Input material:
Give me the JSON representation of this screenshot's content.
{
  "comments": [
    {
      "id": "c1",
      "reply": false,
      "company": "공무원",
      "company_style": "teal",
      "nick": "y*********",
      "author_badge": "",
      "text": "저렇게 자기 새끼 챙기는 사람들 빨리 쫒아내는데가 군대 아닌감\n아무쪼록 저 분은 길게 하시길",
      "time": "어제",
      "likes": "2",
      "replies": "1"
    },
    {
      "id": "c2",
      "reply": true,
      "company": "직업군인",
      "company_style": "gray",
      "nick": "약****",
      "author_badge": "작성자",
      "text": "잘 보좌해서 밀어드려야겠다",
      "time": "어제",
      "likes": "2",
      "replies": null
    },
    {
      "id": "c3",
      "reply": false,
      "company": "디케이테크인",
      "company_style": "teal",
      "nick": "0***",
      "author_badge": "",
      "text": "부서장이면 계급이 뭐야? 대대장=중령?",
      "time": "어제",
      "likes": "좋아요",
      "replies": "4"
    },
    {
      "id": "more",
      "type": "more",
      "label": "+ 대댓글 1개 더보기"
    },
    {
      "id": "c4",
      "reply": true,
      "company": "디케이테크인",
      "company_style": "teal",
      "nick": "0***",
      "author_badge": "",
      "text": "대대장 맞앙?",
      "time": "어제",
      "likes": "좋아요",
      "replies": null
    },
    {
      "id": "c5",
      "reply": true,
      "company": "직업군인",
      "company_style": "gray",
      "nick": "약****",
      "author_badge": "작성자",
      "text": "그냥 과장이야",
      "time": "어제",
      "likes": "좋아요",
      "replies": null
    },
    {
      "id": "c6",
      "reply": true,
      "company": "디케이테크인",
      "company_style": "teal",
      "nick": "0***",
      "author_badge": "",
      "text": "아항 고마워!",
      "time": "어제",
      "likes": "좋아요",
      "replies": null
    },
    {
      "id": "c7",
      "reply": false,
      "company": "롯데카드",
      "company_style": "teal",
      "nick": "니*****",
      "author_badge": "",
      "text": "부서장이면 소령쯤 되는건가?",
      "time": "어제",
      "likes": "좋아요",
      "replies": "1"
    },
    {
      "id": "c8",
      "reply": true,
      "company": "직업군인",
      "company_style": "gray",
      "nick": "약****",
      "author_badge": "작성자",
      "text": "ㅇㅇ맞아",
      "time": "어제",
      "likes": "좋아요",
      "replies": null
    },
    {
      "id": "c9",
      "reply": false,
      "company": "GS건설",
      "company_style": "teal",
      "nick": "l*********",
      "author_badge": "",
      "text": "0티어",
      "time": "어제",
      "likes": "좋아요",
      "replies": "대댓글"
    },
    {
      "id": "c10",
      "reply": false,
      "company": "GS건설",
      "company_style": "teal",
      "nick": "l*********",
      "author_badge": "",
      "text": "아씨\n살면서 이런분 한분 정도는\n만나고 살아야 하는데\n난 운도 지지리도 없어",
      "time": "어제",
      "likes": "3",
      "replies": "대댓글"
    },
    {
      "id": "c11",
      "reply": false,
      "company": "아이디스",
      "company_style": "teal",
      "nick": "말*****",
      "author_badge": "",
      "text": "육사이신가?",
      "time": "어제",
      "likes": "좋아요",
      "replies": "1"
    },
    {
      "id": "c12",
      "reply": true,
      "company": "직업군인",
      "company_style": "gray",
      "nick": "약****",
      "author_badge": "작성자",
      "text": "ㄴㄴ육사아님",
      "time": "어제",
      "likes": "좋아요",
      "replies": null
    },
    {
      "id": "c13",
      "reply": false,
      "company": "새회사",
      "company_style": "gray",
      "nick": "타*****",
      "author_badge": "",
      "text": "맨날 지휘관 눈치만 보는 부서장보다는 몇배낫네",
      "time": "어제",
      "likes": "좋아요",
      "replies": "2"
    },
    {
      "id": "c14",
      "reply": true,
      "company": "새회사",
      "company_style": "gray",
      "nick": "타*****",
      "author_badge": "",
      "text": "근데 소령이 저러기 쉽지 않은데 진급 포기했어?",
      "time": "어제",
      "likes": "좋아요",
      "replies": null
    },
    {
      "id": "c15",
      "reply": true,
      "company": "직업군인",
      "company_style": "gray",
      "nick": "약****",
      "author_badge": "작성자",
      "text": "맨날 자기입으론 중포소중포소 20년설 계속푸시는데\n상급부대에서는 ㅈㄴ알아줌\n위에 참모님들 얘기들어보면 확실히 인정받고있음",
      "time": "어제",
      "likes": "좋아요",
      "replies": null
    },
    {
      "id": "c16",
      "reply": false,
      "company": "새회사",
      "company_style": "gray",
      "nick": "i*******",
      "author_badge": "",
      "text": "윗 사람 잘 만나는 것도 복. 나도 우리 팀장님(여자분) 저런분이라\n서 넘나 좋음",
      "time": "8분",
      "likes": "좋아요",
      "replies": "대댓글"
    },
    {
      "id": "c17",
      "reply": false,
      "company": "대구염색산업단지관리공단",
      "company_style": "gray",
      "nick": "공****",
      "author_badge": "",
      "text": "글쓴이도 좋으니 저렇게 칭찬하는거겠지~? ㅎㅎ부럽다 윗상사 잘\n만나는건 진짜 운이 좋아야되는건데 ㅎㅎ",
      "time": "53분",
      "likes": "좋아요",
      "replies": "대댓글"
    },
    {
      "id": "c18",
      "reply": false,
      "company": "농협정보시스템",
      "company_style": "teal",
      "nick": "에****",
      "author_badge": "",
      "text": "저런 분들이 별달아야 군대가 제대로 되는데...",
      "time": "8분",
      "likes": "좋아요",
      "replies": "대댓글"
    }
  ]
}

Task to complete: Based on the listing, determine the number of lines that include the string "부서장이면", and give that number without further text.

Result for this exercise: 2